(Data entries)
===============
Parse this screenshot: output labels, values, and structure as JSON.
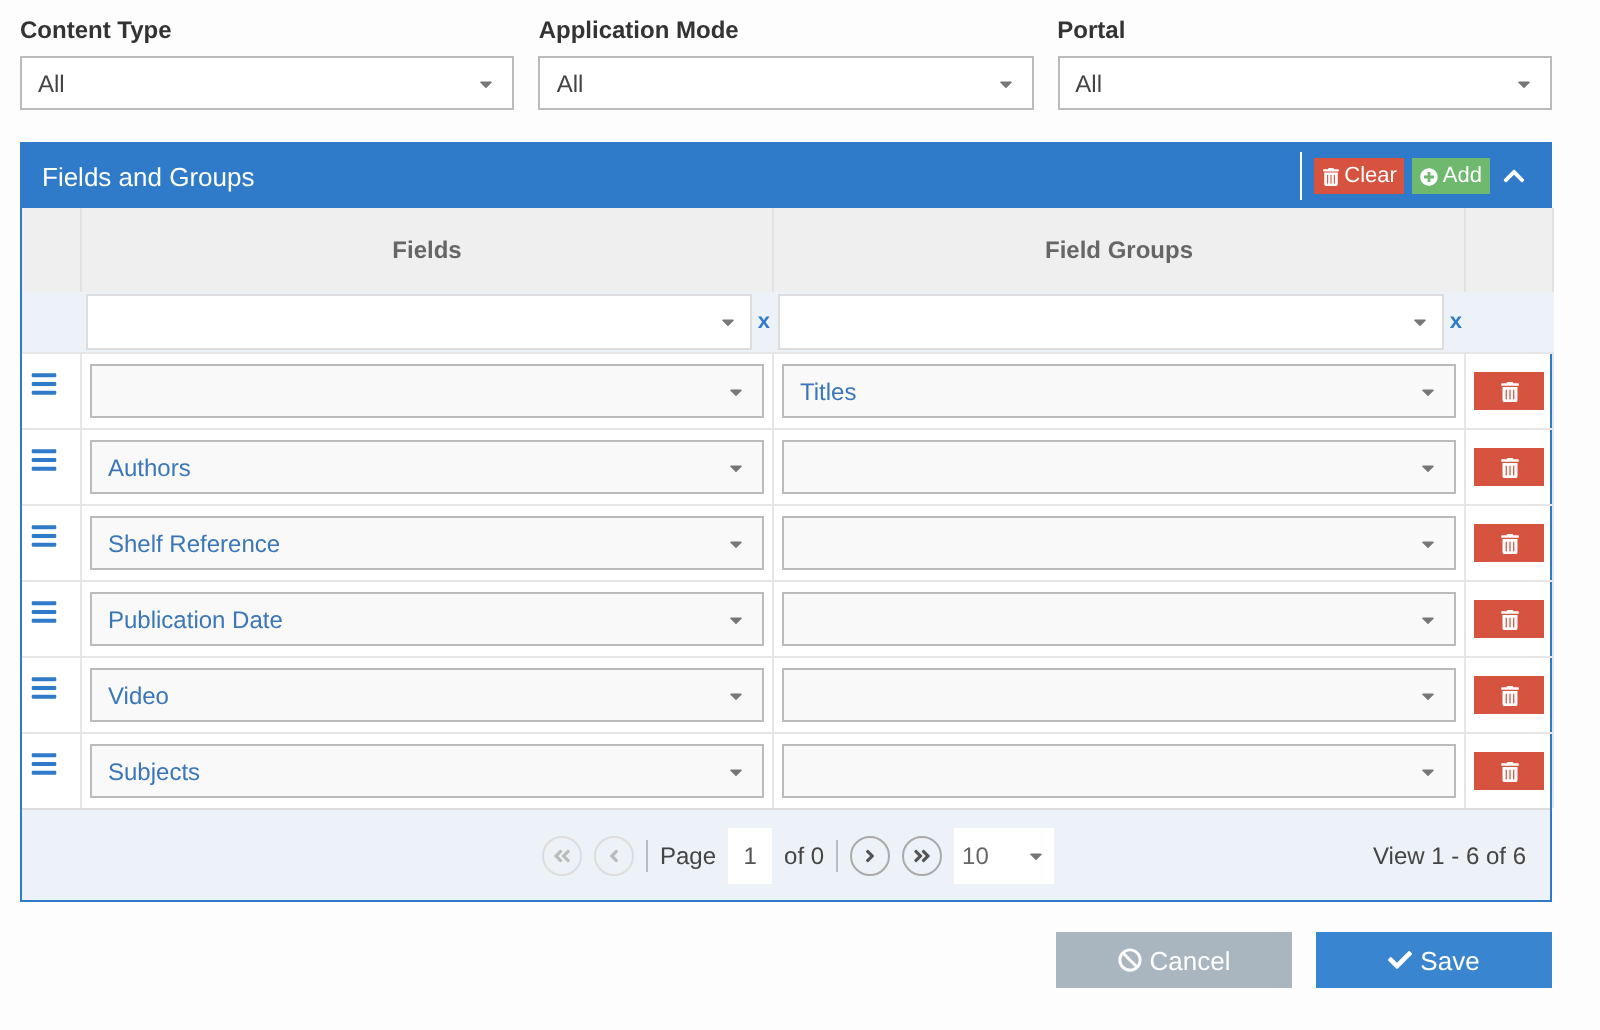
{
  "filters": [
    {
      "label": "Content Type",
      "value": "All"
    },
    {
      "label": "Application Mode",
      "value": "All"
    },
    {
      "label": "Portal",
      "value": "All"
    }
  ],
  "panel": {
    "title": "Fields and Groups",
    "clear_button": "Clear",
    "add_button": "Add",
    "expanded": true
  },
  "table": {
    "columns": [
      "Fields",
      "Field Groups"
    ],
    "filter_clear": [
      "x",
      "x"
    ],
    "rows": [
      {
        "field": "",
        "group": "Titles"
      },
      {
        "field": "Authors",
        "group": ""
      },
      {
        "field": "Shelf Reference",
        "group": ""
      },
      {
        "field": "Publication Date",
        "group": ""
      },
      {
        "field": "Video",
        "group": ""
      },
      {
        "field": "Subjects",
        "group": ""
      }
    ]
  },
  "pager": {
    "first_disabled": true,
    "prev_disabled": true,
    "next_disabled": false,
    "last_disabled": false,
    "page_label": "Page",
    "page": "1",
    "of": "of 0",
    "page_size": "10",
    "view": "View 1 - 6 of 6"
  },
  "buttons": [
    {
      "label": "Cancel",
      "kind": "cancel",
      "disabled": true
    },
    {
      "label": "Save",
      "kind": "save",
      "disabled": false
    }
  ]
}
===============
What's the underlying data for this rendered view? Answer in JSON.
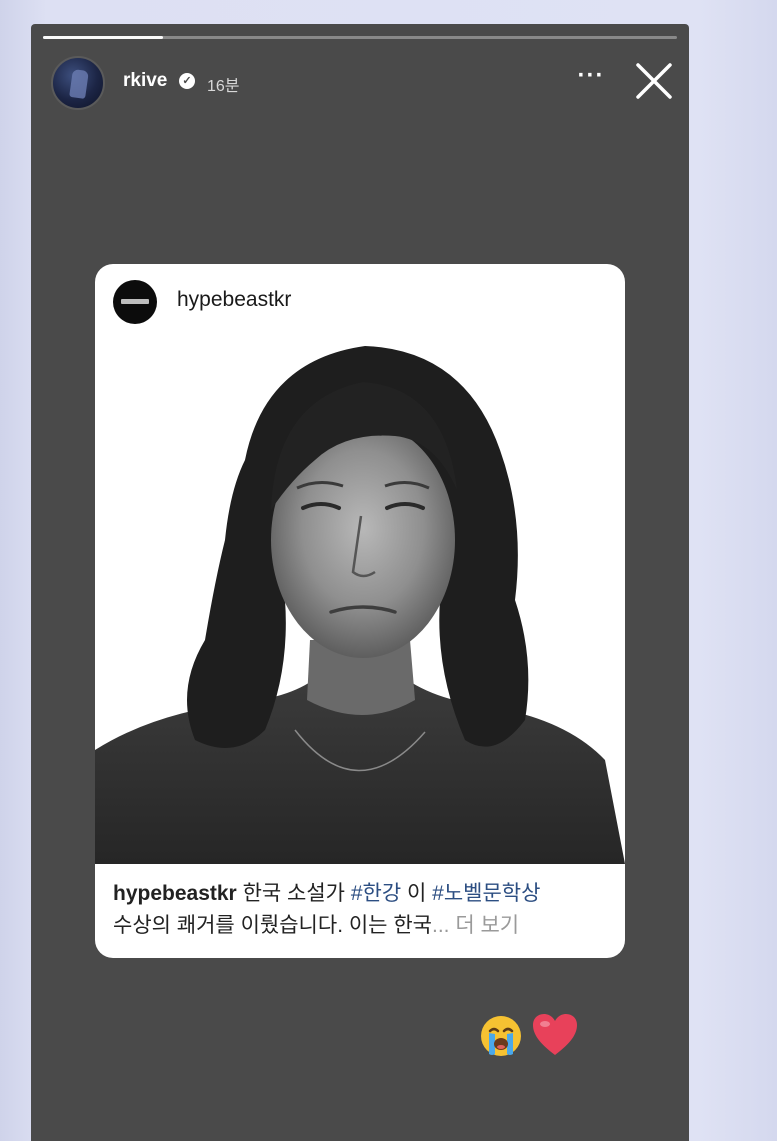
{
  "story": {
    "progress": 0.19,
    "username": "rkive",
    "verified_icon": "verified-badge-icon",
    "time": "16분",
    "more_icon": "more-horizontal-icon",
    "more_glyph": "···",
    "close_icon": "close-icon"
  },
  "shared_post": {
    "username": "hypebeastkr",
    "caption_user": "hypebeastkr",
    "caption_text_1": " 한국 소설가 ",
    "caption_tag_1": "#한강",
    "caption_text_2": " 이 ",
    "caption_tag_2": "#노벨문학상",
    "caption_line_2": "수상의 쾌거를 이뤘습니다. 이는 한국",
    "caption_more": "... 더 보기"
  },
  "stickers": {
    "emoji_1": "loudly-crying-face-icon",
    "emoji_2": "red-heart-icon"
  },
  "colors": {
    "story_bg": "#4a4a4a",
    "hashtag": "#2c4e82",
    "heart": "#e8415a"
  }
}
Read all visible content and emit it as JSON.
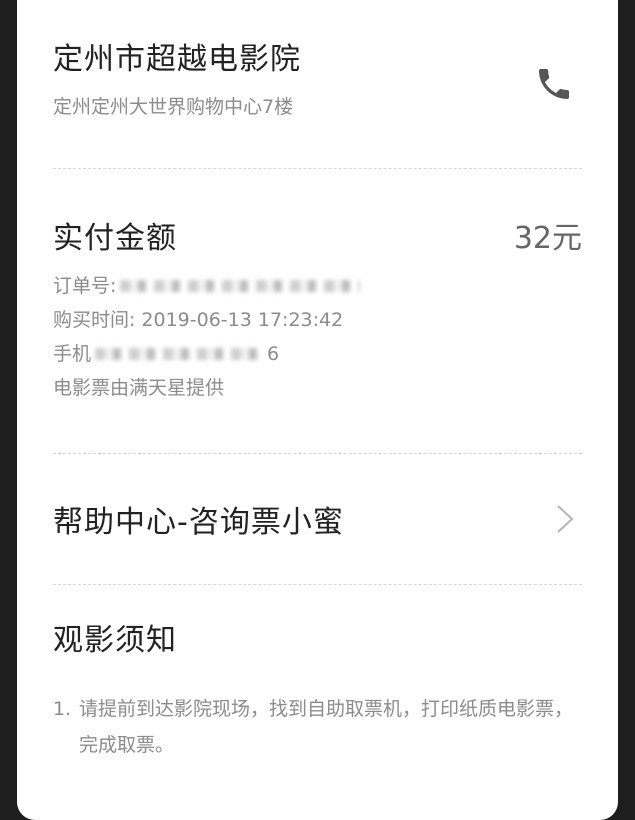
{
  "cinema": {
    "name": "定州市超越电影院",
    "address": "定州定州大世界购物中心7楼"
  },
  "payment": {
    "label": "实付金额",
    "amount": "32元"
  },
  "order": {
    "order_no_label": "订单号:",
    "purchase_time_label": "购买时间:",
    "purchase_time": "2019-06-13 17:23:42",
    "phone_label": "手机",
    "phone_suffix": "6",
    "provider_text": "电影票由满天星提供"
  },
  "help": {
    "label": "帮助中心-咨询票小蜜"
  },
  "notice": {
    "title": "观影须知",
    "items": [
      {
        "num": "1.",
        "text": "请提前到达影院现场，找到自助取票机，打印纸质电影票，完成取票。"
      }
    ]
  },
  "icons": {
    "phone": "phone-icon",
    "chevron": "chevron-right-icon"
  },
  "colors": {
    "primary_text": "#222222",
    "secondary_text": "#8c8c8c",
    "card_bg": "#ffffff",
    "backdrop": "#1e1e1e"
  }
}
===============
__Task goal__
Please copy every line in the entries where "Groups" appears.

__Reply to the exercise__
    "title": "Fields and Groups",
      "Field Groups"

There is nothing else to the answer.